One day, I was compelled to start saying “in Jesus name” each time I gave. “O.K.,” I thought. “How hard could that be.” So, when the opportunity came, I opened my mouth to speak  —  and stuttered something even I didn’t understand. Giving “in Jesus name” turned out to be a lot harder than I expected.

The Nature of the Seed

When I give, if my intention is to look good to others or to be a good person, then that is what I harvest. So, when the harvest comes others see me as good in their estimation or worse, I see myself as good in my estimation. The intention of my planted seed is harvested.

Neither result is a good return on the investment. The Christian disciple seeks for “Christ to be magnified in our bodies whether by life or by death.”[3. Philippians 1:19-20.]

Checking my Intention

Perhaps that what David meant when he prayed, “search me, God, and know my heart; test me and know my anxious thoughts.”[4.Psalm 139:23.]

Maybe David knew that there were places where his intentions were not right. Maybe David suspected that there were places where his true intentions were hidden, even from himself.


There are several tools Christian disciples can use to check our intention. Here is a simple one. After you resolve to do something, add the phrase, “in Jesus name.” If adding this phrase is difficult or makes you uncomfortable, it may be time to ask, “what is my true intention?”[5. Image Credit: Return on Investment, Simon Cunningham CC flickr 1JAN2014, ©2015 Brandon L. Blankenship Attorney Lawyer]

### Brandon L. Blankenship




Let Me

Anna B Resting at Grand Canyon


Let me be a place of rest for the unexpected traveller. A hot breakfast. A long talk over hot tea. The name of a friend in the next town and a package of cheese sandwiches for the road.[1. (c)2015 Brandon L. Blankenship, Image “Anna’s Canyon Rest” See Guillebeau, Chris, Happiness of Pursuit, Page 208.]

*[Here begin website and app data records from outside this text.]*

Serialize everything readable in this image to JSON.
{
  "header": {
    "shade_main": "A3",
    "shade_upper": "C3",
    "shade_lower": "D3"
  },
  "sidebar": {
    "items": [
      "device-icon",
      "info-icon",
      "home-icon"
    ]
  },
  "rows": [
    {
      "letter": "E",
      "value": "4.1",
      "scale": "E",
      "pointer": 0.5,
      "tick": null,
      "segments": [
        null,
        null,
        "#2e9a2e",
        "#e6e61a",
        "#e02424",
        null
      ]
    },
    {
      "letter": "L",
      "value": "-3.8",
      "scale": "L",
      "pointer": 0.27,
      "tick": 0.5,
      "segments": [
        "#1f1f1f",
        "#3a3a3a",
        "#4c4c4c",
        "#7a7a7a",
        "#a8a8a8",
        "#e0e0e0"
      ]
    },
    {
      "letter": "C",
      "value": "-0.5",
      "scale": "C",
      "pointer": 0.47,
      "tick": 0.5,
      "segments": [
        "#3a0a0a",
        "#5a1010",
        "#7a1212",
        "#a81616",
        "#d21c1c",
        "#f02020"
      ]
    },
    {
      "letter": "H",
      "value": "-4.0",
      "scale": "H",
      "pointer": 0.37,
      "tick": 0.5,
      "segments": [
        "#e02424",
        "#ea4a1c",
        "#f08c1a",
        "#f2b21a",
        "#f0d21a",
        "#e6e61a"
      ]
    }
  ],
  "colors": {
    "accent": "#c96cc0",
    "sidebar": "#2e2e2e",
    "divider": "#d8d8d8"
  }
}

### Brandon Blankenship, Alabama

For the Lack of Ten Men

Ten Men

The ancient cities of Sodom and Gomorrah were destroyed because they lacked ten righteous men.

If you don’t know the story, the God of Abraham condemned the cities of Sodom and Gomorrah to absolute destruction because the wickedness in the cities had become great and exceedingly grave.

Eating while others hunger.

Sodom’s wickedness and the wickedness of the cities that had grown up around it was that its citizens exaggerated their own importance, had more than enough to eat but didn’t share with the hungry, pushed all of their work off onto others but didn’t provide for the poor.[1. Ezekiel 16:49]

Abraham begged for the cities to be spared.

Abraham[2. He was actually called Abram at this point in history because God had not yet called him by his new name of Abraham.] pleaded with God not to destroy the cities because righteous people might get executed alongside the wicked even though they were innocent. God agreed that if ten righteous men could be found He would stop the destruction. Abraham did not call for the destruction of the wicked. He pleaded for the righteous.

There were not ten righteous men.

The saddest part of this story is Lot who was Abraham’s nephew. Lot sat at the city gate of Sodom (and was therefore esteemed among the city government). Even though Lot was surrounded by hundreds, perhaps thousands of men, he did not have ten friends that he persuaded to be righteous.

The cities were destroyed.


What if God was looking at your city right now? Would it be destroyed or would it be saved? What role would you play in either fate? Consider these three questions that might make a difference:

  1. The next time you focus your attention on condemning something you think is bad, can you shift your focus onto something righteous? Something good?
  2. Can you take some step (no matter how small) to care for the poor and needy in your city?
  3. Can you encourage nine others to shift the energy they put into showing off into gratitude?[3. ©2015 Brandon L. Blankenship, Image Ten Men by Sarah Hennington, used with permission.]